Modern Language Quarterly (1974) 35 (2): 187–198.
Published: 01 June 1974
.... Pastoral, not romance, is David Young’s subject, but he defines it in terms of a structural principle of extrusion, wandering or sojourn, and restoration akin to the characteristic romance plot Felperin sees as rooted in the Odyssey. Because Young is concerned with the dramatic ramifications...
Modern Language Quarterly (1969) 30 (3): 331–339.
Published: 01 September 1969
... on the young man. But these demands are softened and disguised by the shape and evasive circumlocution of the sentence. The poet’s imperatives are got out of the way right at the beginning of the sentence and of the poem, and they are made acceptable by their insistence only on preliminary emblems...
Modern Language Quarterly (1942) 3 (3): 490–491.
Published: 01 September 1942
...R. E. Watters Charles Lowell Young. New York: The Macmillan Co., 1941. Pp. 236. $2.50. Copyright © 1942 by Duke University Press 1942 490 K eviezels subordinates easy popularity to high seriousness, producing fiction of deep intellectual and aesthetic...
Modern Language Quarterly (2022) 83 (3): 303–334.
Published: 01 September 2022
... Copyright © 2022 by University of Washington 2022 Renaissance literature youth juvenilia print prosopography Age is a major preoccupation in today’s literary press. When a writer debuts unusually young, profiles, interviews, and other forms of publicity invariably dwell on the fact...

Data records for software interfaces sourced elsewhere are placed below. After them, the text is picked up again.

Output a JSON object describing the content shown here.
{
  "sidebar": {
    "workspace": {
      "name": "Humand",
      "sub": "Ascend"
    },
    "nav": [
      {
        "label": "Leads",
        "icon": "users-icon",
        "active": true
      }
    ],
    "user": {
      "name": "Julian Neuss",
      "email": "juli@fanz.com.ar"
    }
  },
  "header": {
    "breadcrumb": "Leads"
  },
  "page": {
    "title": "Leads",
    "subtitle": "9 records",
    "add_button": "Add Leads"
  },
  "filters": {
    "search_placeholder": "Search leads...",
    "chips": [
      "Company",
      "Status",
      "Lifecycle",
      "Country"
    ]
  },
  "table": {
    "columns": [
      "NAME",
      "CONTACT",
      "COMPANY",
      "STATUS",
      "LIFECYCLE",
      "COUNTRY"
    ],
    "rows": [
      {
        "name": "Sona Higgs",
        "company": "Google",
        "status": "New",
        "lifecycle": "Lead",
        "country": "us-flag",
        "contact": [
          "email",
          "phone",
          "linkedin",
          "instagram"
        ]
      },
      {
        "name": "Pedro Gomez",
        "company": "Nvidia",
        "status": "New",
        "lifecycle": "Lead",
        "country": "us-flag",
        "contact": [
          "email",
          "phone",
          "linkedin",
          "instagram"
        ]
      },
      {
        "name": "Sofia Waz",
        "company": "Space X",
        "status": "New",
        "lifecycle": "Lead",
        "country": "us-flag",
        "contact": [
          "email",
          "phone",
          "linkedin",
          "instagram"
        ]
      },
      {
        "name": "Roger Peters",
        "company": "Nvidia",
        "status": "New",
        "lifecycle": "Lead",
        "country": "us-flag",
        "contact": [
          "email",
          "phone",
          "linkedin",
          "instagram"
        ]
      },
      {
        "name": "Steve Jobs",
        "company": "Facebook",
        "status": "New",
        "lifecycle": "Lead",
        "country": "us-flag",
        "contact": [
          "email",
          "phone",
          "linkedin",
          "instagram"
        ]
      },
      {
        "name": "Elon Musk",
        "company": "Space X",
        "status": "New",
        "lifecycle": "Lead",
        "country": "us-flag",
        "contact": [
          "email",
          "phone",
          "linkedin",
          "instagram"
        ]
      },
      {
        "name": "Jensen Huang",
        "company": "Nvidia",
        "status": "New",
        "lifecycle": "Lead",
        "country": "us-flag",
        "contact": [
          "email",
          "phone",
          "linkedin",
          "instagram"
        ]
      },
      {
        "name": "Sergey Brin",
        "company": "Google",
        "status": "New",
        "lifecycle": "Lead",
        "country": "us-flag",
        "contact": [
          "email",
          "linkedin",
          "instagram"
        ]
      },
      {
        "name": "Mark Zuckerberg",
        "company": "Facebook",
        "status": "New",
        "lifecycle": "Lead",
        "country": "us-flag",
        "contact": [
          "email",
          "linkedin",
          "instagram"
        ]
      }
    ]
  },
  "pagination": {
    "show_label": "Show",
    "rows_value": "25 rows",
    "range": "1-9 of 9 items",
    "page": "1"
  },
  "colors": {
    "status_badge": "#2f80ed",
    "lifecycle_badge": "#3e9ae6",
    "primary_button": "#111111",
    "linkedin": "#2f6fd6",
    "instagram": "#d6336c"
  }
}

Modern Language Quarterly (1982) 43 (1): 3–28.
Published: 01 March 1982
...- really an excess of shapes-reduces the distance between the reader and the “I” on the page. We take on the character of the young Wordsworth in a process of bewilderment that the poet figures es- plicitly as the reading, or misreading, of history. His younger self, he says, looked upon...